For four years, Maryanne Maxwell and two other women have been feeding a group of cats near the walking trail in Warwood.
They have even created makeshift shelters so the cats have somewhere warm to sleep.
They say they have never had a problem or any push-back until last week when they found out a complaint was filed and that the cats and their shelters have to go.
“It’s going to be really cold, and it’s going to break our hearts to think that their beds are going to be taken away,” said Maxwell.
The women have paid for the cats veterinary care and food themselves, and they say these cats are not dangerous and would run away from unfamiliar people.
Ohio County Health Department Administrator Howard Gamble says he understands their good intentions, but there is no guarantee that the cats are not carrying disease.
“They can’t stay there with the number one risk which is rabies. There’s no guarantee that the cats that are sitting there are completely vaccinated and harmless,” said Gamble.
Gamble says that feral cats are sometimes treated differently in cities without active rabies, but that they cannot take the risk in Wheeling where rabies has been detected this calendar year.

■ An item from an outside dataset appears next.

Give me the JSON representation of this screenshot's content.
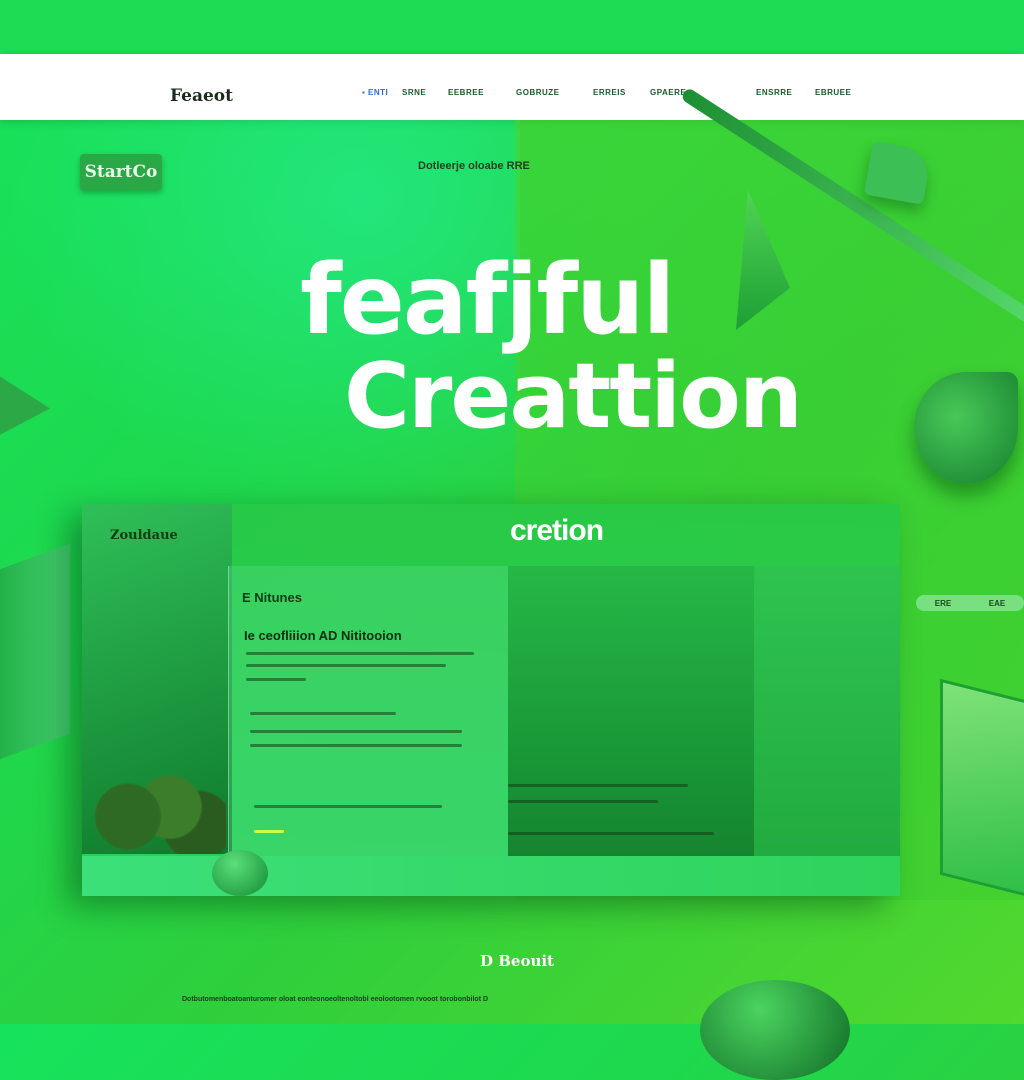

The women say they do not understand why this action has been taken after several years without any issues.
“Whether or not they’ve been there for years, whether its one year, two years, or four years, doesn’t matter. They still pose a risk to human health,” said Gamble.
If the cats are not removed by the December 25, the city will have the cats removed by animal control or a contracted agency.
In the meantime, the women are working to find homes for these cats.
“We have to speak for the ones who can’t speak for themselves. That’s what we’re doing, and we’re prepared to do anything and everything that we can. We’re most willing to work with people. We’re not trying to buck the system. We’re just simply trying to protect the animals,” said Maxwell.
Gamble says the complaint was actually filed in August and that the situation was investigated.
He says because of the close proximity to the trail, they believe the shelters are on City property, and if it is right-of-way property owned by a company, they will contact the company to have the cats removed.